WHAT THE TASK REQUIRES: Your answer must be the records below, given again exactly, with no pictures in it.

Extracted data entries
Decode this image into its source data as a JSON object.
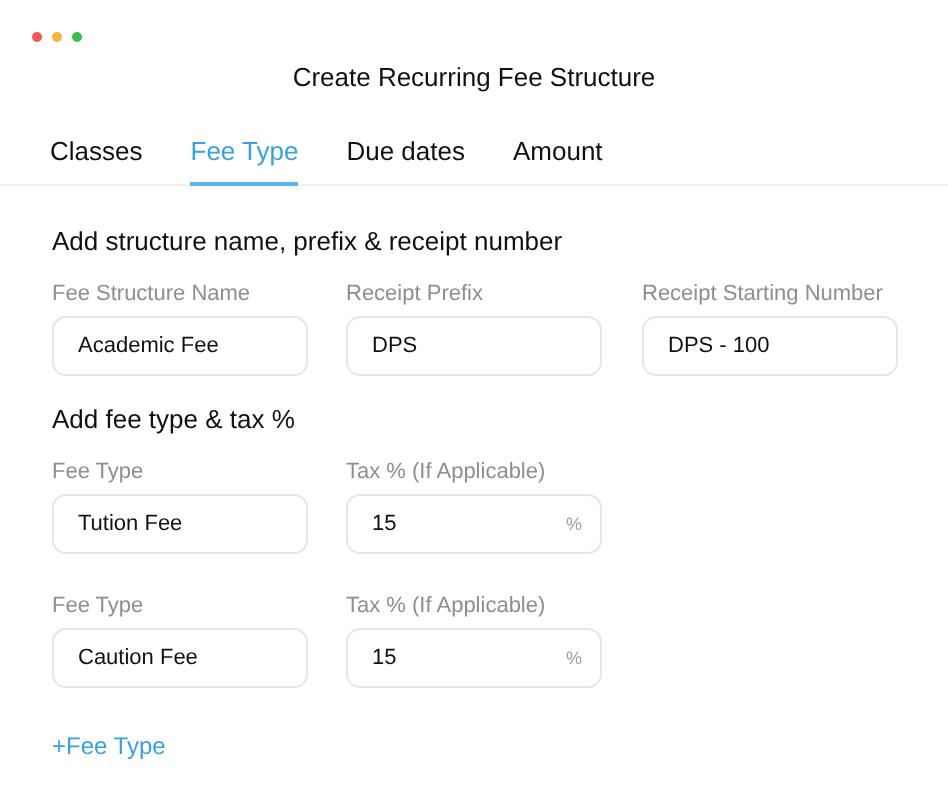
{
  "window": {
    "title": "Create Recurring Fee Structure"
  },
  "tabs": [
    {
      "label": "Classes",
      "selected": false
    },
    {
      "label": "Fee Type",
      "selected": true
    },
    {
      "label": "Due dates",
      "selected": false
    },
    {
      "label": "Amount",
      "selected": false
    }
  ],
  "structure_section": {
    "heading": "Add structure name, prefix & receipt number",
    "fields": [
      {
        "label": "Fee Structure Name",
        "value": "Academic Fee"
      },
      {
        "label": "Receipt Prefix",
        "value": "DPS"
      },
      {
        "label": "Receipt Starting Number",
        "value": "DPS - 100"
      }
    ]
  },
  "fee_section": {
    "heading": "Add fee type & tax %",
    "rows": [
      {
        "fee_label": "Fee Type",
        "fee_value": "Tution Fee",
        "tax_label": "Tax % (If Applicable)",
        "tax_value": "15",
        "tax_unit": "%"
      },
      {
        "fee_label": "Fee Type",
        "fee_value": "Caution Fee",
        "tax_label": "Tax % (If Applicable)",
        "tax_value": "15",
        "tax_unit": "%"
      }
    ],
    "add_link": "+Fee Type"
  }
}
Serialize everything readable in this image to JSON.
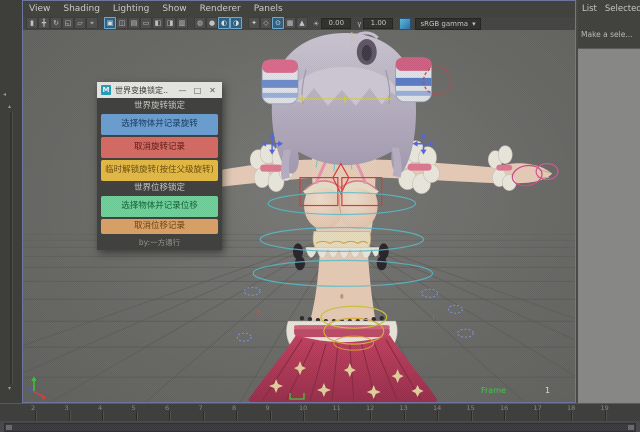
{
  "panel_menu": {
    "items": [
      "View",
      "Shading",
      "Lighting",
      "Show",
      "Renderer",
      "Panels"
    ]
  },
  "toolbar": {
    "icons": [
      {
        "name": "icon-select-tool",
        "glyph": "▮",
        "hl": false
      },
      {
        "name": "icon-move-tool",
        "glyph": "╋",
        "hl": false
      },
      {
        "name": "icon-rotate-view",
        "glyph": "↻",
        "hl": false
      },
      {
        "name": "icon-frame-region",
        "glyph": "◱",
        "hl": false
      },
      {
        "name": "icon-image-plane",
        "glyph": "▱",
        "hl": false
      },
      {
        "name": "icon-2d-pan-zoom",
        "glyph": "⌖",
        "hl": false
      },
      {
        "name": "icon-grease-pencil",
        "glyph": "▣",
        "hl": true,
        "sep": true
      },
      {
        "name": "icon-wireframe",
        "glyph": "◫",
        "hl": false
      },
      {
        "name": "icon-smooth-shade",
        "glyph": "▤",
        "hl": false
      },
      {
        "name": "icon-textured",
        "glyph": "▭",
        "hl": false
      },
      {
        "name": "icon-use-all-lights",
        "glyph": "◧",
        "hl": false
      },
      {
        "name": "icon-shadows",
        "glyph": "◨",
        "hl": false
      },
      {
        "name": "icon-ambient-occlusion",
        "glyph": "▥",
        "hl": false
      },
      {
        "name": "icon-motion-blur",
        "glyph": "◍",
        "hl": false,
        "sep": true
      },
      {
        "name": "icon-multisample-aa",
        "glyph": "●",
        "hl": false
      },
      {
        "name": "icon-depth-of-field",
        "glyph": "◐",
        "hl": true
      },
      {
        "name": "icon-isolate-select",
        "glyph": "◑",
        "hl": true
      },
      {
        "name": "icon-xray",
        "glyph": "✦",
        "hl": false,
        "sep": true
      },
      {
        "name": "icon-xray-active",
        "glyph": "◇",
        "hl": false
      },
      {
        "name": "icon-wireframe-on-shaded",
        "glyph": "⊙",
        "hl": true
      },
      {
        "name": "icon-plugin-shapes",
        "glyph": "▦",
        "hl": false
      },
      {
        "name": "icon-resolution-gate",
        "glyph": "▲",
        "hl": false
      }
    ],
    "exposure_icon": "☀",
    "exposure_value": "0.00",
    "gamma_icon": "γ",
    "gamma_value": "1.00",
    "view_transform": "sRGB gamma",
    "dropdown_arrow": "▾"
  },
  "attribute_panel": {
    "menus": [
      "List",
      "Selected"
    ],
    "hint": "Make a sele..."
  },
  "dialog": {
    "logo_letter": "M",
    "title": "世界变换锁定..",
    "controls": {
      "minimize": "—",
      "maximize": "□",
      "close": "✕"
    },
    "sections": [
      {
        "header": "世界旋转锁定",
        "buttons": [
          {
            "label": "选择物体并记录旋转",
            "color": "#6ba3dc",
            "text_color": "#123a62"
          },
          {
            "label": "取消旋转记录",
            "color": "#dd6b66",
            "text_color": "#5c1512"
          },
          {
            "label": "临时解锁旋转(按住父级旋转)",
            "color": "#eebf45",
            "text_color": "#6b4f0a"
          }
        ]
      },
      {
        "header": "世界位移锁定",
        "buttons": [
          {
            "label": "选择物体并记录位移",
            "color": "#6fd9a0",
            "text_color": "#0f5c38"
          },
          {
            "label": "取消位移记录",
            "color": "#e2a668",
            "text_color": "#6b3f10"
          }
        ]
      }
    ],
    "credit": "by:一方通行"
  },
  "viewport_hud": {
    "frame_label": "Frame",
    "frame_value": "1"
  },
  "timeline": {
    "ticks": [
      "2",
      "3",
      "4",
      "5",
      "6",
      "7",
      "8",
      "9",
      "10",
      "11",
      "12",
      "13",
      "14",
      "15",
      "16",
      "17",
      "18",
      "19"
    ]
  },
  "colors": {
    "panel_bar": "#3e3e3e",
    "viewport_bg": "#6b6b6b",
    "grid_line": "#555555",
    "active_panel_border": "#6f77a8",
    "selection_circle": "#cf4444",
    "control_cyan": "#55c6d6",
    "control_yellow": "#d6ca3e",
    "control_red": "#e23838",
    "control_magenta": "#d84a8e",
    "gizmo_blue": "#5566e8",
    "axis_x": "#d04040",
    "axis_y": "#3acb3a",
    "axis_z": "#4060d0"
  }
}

ANSWER FOR THE TASK:
Decode this image into its source data as a JSON object.
{
  "window": {
    "title": "Create Recurring Fee Structure"
  },
  "tabs": [
    {
      "label": "Classes",
      "selected": false
    },
    {
      "label": "Fee Type",
      "selected": true
    },
    {
      "label": "Due dates",
      "selected": false
    },
    {
      "label": "Amount",
      "selected": false
    }
  ],
  "structure_section": {
    "heading": "Add structure name, prefix & receipt number",
    "fields": [
      {
        "label": "Fee Structure Name",
        "value": "Academic Fee"
      },
      {
        "label": "Receipt Prefix",
        "value": "DPS"
      },
      {
        "label": "Receipt Starting Number",
        "value": "DPS - 100"
      }
    ]
  },
  "fee_section": {
    "heading": "Add fee type & tax %",
    "rows": [
      {
        "fee_label": "Fee Type",
        "fee_value": "Tution Fee",
        "tax_label": "Tax % (If Applicable)",
        "tax_value": "15",
        "tax_unit": "%"
      },
      {
        "fee_label": "Fee Type",
        "fee_value": "Caution Fee",
        "tax_label": "Tax % (If Applicable)",
        "tax_value": "15",
        "tax_unit": "%"
      }
    ],
    "add_link": "+Fee Type"
  }
}
Serialize everything readable in this image to JSON.
{
  "panel_menu": {
    "items": [
      "View",
      "Shading",
      "Lighting",
      "Show",
      "Renderer",
      "Panels"
    ]
  },
  "toolbar": {
    "icons": [
      {
        "name": "icon-select-tool",
        "glyph": "▮",
        "hl": false
      },
      {
        "name": "icon-move-tool",
        "glyph": "╋",
        "hl": false
      },
      {
        "name": "icon-rotate-view",
        "glyph": "↻",
        "hl": false
      },
      {
        "name": "icon-frame-region",
        "glyph": "◱",
        "hl": false
      },
      {
        "name": "icon-image-plane",
        "glyph": "▱",
        "hl": false
      },
      {
        "name": "icon-2d-pan-zoom",
        "glyph": "⌖",
        "hl": false
      },
      {
        "name": "icon-grease-pencil",
        "glyph": "▣",
        "hl": true,
        "sep": true
      },
      {
        "name": "icon-wireframe",
        "glyph": "◫",
        "hl": false
      },
      {
        "name": "icon-smooth-shade",
        "glyph": "▤",
        "hl": false
      },
      {
        "name": "icon-textured",
        "glyph": "▭",
        "hl": false
      },
      {
        "name": "icon-use-all-lights",
        "glyph": "◧",
        "hl": false
      },
      {
        "name": "icon-shadows",
        "glyph": "◨",
        "hl": false
      },
      {
        "name": "icon-ambient-occlusion",
        "glyph": "▥",
        "hl": false
      },
      {
        "name": "icon-motion-blur",
        "glyph": "◍",
        "hl": false,
        "sep": true
      },
      {
        "name": "icon-multisample-aa",
        "glyph": "●",
        "hl": false
      },
      {
        "name": "icon-depth-of-field",
        "glyph": "◐",
        "hl": true
      },
      {
        "name": "icon-isolate-select",
        "glyph": "◑",
        "hl": true
      },
      {
        "name": "icon-xray",
        "glyph": "✦",
        "hl": false,
        "sep": true
      },
      {
        "name": "icon-xray-active",
        "glyph": "◇",
        "hl": false
      },
      {
        "name": "icon-wireframe-on-shaded",
        "glyph": "⊙",
        "hl": true
      },
      {
        "name": "icon-plugin-shapes",
        "glyph": "▦",
        "hl": false
      },
      {
        "name": "icon-resolution-gate",
        "glyph": "▲",
        "hl": false
      }
    ],
    "exposure_icon": "☀",
    "exposure_value": "0.00",
    "gamma_icon": "γ",
    "gamma_value": "1.00",
    "view_transform": "sRGB gamma",
    "dropdown_arrow": "▾"
  },
  "attribute_panel": {
    "menus": [
      "List",
      "Selected"
    ],
    "hint": "Make a sele..."
  },
  "dialog": {
    "logo_letter": "M",
    "title": "世界变换锁定..",
    "controls": {
      "minimize": "—",
      "maximize": "□",
      "close": "✕"
    },
    "sections": [
      {
        "header": "世界旋转锁定",
        "buttons": [
          {
            "label": "选择物体并记录旋转",
            "color": "#6ba3dc",
            "text_color": "#123a62"
          },
          {
            "label": "取消旋转记录",
            "color": "#dd6b66",
            "text_color": "#5c1512"
          },
          {
            "label": "临时解锁旋转(按住父级旋转)",
            "color": "#eebf45",
            "text_color": "#6b4f0a"
          }
        ]
      },
      {
        "header": "世界位移锁定",
        "buttons": [
          {
            "label": "选择物体并记录位移",
            "color": "#6fd9a0",
            "text_color": "#0f5c38"
          },
          {
            "label": "取消位移记录",
            "color": "#e2a668",
            "text_color": "#6b3f10"
          }
        ]
      }
    ],
    "credit": "by:一方通行"
  },
  "viewport_hud": {
    "frame_label": "Frame",
    "frame_value": "1"
  },
  "timeline": {
    "ticks": [
      "2",
      "3",
      "4",
      "5",
      "6",
      "7",
      "8",
      "9",
      "10",
      "11",
      "12",
      "13",
      "14",
      "15",
      "16",
      "17",
      "18",
      "19"
    ]
  },
  "colors": {
    "panel_bar": "#3e3e3e",
    "viewport_bg": "#6b6b6b",
    "grid_line": "#555555",
    "active_panel_border": "#6f77a8",
    "selection_circle": "#cf4444",
    "control_cyan": "#55c6d6",
    "control_yellow": "#d6ca3e",
    "control_red": "#e23838",
    "control_magenta": "#d84a8e",
    "gizmo_blue": "#5566e8",
    "axis_x": "#d04040",
    "axis_y": "#3acb3a",
    "axis_z": "#4060d0"
  }
}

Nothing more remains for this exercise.